WHAT IS NEEDED
Without including any pictures, write out all the entries exactly.

Items listed in a dataset
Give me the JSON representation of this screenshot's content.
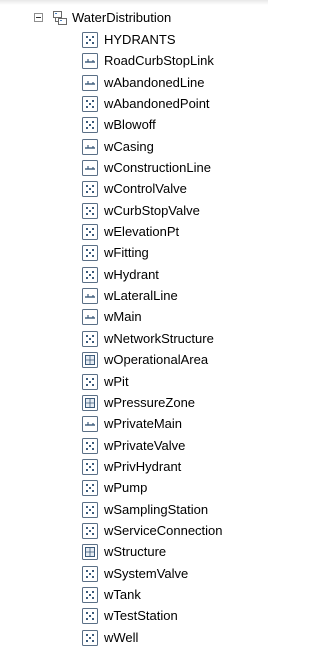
{
  "group": {
    "label": "WaterDistribution",
    "icon": "feature-dataset-icon"
  },
  "items": [
    {
      "label": "HYDRANTS",
      "type": "point"
    },
    {
      "label": "RoadCurbStopLink",
      "type": "line"
    },
    {
      "label": "wAbandonedLine",
      "type": "line"
    },
    {
      "label": "wAbandonedPoint",
      "type": "point"
    },
    {
      "label": "wBlowoff",
      "type": "point"
    },
    {
      "label": "wCasing",
      "type": "line"
    },
    {
      "label": "wConstructionLine",
      "type": "line"
    },
    {
      "label": "wControlValve",
      "type": "point"
    },
    {
      "label": "wCurbStopValve",
      "type": "point"
    },
    {
      "label": "wElevationPt",
      "type": "point"
    },
    {
      "label": "wFitting",
      "type": "point"
    },
    {
      "label": "wHydrant",
      "type": "point"
    },
    {
      "label": "wLateralLine",
      "type": "line"
    },
    {
      "label": "wMain",
      "type": "line"
    },
    {
      "label": "wNetworkStructure",
      "type": "point"
    },
    {
      "label": "wOperationalArea",
      "type": "polygon"
    },
    {
      "label": "wPit",
      "type": "point"
    },
    {
      "label": "wPressureZone",
      "type": "polygon"
    },
    {
      "label": "wPrivateMain",
      "type": "line"
    },
    {
      "label": "wPrivateValve",
      "type": "point"
    },
    {
      "label": "wPrivHydrant",
      "type": "point"
    },
    {
      "label": "wPump",
      "type": "point"
    },
    {
      "label": "wSamplingStation",
      "type": "point"
    },
    {
      "label": "wServiceConnection",
      "type": "point"
    },
    {
      "label": "wStructure",
      "type": "polygon"
    },
    {
      "label": "wSystemValve",
      "type": "point"
    },
    {
      "label": "wTank",
      "type": "point"
    },
    {
      "label": "wTestStation",
      "type": "point"
    },
    {
      "label": "wWell",
      "type": "point"
    }
  ]
}
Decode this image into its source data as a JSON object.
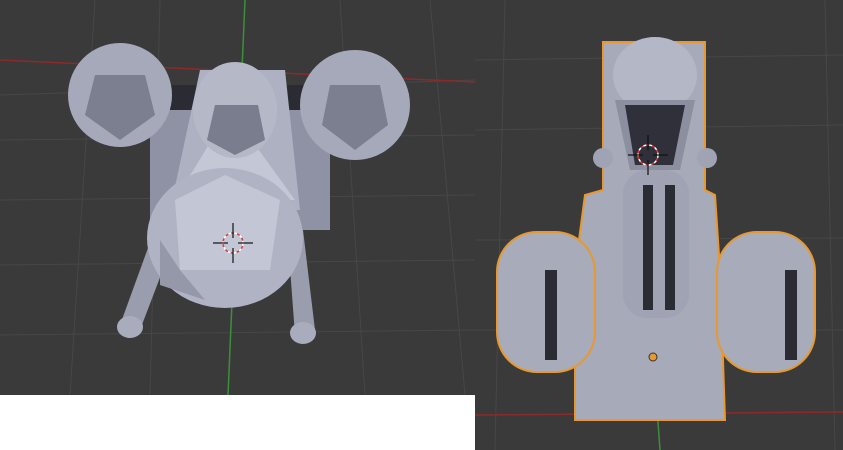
{
  "colors": {
    "viewport_bg": "#3a3a3a",
    "grid_line": "#474747",
    "x_axis": "#8c2a2a",
    "y_axis": "#3d8f3d",
    "mesh_light": "#b9bccb",
    "mesh_mid": "#9a9dae",
    "mesh_dark": "#6f7282",
    "mesh_shadow": "#2a2b33",
    "selection_outline": "#e8982e",
    "cursor_red": "#d43c3c",
    "cursor_ring": "#ffffff",
    "blank_area": "#ffffff"
  },
  "icons": {
    "left_cursor": "3d-cursor-icon",
    "right_cursor": "3d-cursor-icon",
    "origin": "object-origin-icon"
  }
}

EXERCISE RESPONSE
Give me the JSON representation of this screenshot's content.
{
  "group": {
    "label": "WaterDistribution",
    "icon": "feature-dataset-icon"
  },
  "items": [
    {
      "label": "HYDRANTS",
      "type": "point"
    },
    {
      "label": "RoadCurbStopLink",
      "type": "line"
    },
    {
      "label": "wAbandonedLine",
      "type": "line"
    },
    {
      "label": "wAbandonedPoint",
      "type": "point"
    },
    {
      "label": "wBlowoff",
      "type": "point"
    },
    {
      "label": "wCasing",
      "type": "line"
    },
    {
      "label": "wConstructionLine",
      "type": "line"
    },
    {
      "label": "wControlValve",
      "type": "point"
    },
    {
      "label": "wCurbStopValve",
      "type": "point"
    },
    {
      "label": "wElevationPt",
      "type": "point"
    },
    {
      "label": "wFitting",
      "type": "point"
    },
    {
      "label": "wHydrant",
      "type": "point"
    },
    {
      "label": "wLateralLine",
      "type": "line"
    },
    {
      "label": "wMain",
      "type": "line"
    },
    {
      "label": "wNetworkStructure",
      "type": "point"
    },
    {
      "label": "wOperationalArea",
      "type": "polygon"
    },
    {
      "label": "wPit",
      "type": "point"
    },
    {
      "label": "wPressureZone",
      "type": "polygon"
    },
    {
      "label": "wPrivateMain",
      "type": "line"
    },
    {
      "label": "wPrivateValve",
      "type": "point"
    },
    {
      "label": "wPrivHydrant",
      "type": "point"
    },
    {
      "label": "wPump",
      "type": "point"
    },
    {
      "label": "wSamplingStation",
      "type": "point"
    },
    {
      "label": "wServiceConnection",
      "type": "point"
    },
    {
      "label": "wStructure",
      "type": "polygon"
    },
    {
      "label": "wSystemValve",
      "type": "point"
    },
    {
      "label": "wTank",
      "type": "point"
    },
    {
      "label": "wTestStation",
      "type": "point"
    },
    {
      "label": "wWell",
      "type": "point"
    }
  ]
}
Decode this image into its source data as a JSON object.
{
  "colors": {
    "viewport_bg": "#3a3a3a",
    "grid_line": "#474747",
    "x_axis": "#8c2a2a",
    "y_axis": "#3d8f3d",
    "mesh_light": "#b9bccb",
    "mesh_mid": "#9a9dae",
    "mesh_dark": "#6f7282",
    "mesh_shadow": "#2a2b33",
    "selection_outline": "#e8982e",
    "cursor_red": "#d43c3c",
    "cursor_ring": "#ffffff",
    "blank_area": "#ffffff"
  },
  "icons": {
    "left_cursor": "3d-cursor-icon",
    "right_cursor": "3d-cursor-icon",
    "origin": "object-origin-icon"
  }
}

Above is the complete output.